• **WHAT THE TASK ASKS**: Whenever a line in the records below holds the string "highlighted", include it in the count, and state the number alone.

* * * * * * *

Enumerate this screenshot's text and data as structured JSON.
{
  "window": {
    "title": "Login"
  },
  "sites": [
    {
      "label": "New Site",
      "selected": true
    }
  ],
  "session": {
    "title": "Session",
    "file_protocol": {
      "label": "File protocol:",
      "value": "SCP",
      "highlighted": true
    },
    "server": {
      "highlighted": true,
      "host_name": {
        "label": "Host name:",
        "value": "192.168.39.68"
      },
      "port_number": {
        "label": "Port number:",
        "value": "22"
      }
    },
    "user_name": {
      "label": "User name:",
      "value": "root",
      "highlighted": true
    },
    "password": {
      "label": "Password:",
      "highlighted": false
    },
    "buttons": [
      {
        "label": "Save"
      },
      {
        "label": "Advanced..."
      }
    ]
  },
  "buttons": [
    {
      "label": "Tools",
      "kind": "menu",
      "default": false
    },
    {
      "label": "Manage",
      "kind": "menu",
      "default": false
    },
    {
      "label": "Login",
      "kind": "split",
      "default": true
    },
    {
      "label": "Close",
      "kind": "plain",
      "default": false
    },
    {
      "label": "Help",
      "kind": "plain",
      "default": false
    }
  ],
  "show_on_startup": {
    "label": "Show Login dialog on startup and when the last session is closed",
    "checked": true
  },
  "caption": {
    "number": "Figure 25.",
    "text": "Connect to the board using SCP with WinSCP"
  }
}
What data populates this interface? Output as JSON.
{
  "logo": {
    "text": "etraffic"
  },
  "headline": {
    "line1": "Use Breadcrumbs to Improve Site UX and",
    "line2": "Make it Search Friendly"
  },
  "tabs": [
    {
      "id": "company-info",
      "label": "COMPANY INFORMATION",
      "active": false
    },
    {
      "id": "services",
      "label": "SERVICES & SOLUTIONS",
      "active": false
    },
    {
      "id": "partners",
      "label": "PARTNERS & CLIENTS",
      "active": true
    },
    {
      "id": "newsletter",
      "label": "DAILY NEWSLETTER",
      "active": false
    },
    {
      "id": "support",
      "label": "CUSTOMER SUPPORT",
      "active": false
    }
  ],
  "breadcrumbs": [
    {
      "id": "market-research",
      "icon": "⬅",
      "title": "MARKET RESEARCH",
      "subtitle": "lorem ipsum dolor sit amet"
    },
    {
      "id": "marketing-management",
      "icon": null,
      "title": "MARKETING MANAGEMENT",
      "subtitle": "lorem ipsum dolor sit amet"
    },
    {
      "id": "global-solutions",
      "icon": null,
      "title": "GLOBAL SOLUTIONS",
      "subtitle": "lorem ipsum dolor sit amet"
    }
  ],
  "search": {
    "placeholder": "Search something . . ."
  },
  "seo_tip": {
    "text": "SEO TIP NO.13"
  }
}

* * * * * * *

• **EXERCISE RESULT**: 4